Today it was rainy and in the low 40s. There were fewer people out. No construction going on. No helicopters. Much more peaceful than on those beautiful fall days we’ve had (and those ghastly, apocalyptic October days in the high-80s).

I was happy running along, cozy in my fleece and windbreaker.

Yet just as I caught myself feeling comfortable, almost in the moment, (as close as I can usually get) I thought—Wait, this is only light rain and it’s not that cold and there’s no wind.

This doesn’t prove anything at all. The naysayers may still be right.

What about when it’s ten degrees colder? Or 20? What about ice? Snow? Even just a pounding rain—Could I handle that? Would I still be out here?

Just as I had faced one obstacle, I was already discounting it, steeling myself for a harder one.

Is this perfectionism, about which Kajal writes, the inability to say, “I am enough” ? 

Preparing for another obstacle is also the mainstay of ambition. Persistence. Terms of heroism, right? But the terms of heroism are the language of empire, too. Needing to expand. Build higher. Be greater. To not only do, but to out-do.

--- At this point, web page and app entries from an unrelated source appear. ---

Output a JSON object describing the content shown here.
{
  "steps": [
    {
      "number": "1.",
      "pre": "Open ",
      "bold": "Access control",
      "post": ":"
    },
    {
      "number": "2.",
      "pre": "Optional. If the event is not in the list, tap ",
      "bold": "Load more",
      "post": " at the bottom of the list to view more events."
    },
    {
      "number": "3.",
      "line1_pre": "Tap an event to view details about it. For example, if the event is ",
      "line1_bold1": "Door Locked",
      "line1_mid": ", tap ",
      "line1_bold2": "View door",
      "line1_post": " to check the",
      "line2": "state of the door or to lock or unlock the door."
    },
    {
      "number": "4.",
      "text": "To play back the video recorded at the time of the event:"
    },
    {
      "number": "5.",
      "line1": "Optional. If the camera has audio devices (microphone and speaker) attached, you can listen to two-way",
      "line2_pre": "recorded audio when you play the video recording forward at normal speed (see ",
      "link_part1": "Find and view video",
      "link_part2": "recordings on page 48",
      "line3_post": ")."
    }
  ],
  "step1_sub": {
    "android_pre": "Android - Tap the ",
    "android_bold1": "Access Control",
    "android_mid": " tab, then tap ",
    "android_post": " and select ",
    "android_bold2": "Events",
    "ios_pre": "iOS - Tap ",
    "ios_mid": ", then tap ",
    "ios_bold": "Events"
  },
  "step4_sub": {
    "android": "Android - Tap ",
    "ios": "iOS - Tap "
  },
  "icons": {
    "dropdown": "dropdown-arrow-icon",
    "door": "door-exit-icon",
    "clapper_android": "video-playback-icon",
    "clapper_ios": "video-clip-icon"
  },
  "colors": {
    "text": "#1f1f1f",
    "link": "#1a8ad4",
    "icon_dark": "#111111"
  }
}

Running on a chilly, rainy late fall day out the the river. One of the few out there still doing it. Can’t that be enough?